**TASK TO COMPLETE**
Write every record out again exactly as shown below.

**Items from an interface collection**

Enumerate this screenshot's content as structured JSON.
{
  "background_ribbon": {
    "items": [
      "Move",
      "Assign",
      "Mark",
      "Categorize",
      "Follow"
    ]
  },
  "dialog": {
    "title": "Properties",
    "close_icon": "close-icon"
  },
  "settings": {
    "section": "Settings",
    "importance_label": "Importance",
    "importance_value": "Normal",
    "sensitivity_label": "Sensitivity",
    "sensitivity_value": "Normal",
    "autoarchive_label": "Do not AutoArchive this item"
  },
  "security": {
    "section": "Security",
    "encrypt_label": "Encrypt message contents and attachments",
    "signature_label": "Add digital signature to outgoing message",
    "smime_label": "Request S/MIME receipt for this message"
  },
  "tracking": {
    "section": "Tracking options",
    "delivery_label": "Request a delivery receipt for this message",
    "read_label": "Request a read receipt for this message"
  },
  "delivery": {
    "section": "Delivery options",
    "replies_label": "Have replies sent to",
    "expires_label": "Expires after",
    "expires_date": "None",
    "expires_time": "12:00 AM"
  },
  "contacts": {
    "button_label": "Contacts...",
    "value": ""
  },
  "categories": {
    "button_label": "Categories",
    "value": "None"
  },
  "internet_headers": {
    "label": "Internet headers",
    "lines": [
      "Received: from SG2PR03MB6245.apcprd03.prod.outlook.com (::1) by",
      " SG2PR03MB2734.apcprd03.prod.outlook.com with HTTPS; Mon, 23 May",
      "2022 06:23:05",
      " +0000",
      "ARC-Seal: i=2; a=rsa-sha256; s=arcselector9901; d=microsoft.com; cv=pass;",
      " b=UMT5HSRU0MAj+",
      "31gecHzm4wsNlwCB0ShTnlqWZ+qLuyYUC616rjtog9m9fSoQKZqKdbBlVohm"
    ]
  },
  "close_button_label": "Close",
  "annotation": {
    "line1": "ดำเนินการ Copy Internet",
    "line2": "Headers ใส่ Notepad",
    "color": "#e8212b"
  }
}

**RESPONSE BELOW**
Enumerate this screenshot's content as structured JSON.
{
  "background_ribbon": {
    "items": [
      "Move",
      "Assign",
      "Mark",
      "Categorize",
      "Follow"
    ]
  },
  "dialog": {
    "title": "Properties",
    "close_icon": "close-icon"
  },
  "settings": {
    "section": "Settings",
    "importance_label": "Importance",
    "importance_value": "Normal",
    "sensitivity_label": "Sensitivity",
    "sensitivity_value": "Normal",
    "autoarchive_label": "Do not AutoArchive this item"
  },
  "security": {
    "section": "Security",
    "encrypt_label": "Encrypt message contents and attachments",
    "signature_label": "Add digital signature to outgoing message",
    "smime_label": "Request S/MIME receipt for this message"
  },
  "tracking": {
    "section": "Tracking options",
    "delivery_label": "Request a delivery receipt for this message",
    "read_label": "Request a read receipt for this message"
  },
  "delivery": {
    "section": "Delivery options",
    "replies_label": "Have replies sent to",
    "expires_label": "Expires after",
    "expires_date": "None",
    "expires_time": "12:00 AM"
  },
  "contacts": {
    "button_label": "Contacts...",
    "value": ""
  },
  "categories": {
    "button_label": "Categories",
    "value": "None"
  },
  "internet_headers": {
    "label": "Internet headers",
    "lines": [
      "Received: from SG2PR03MB6245.apcprd03.prod.outlook.com (::1) by",
      " SG2PR03MB2734.apcprd03.prod.outlook.com with HTTPS; Mon, 23 May",
      "2022 06:23:05",
      " +0000",
      "ARC-Seal: i=2; a=rsa-sha256; s=arcselector9901; d=microsoft.com; cv=pass;",
      " b=UMT5HSRU0MAj+",
      "31gecHzm4wsNlwCB0ShTnlqWZ+qLuyYUC616rjtog9m9fSoQKZqKdbBlVohm"
    ]
  },
  "close_button_label": "Close",
  "annotation": {
    "line1": "ดำเนินการ Copy Internet",
    "line2": "Headers ใส่ Notepad",
    "color": "#e8212b"
  }
}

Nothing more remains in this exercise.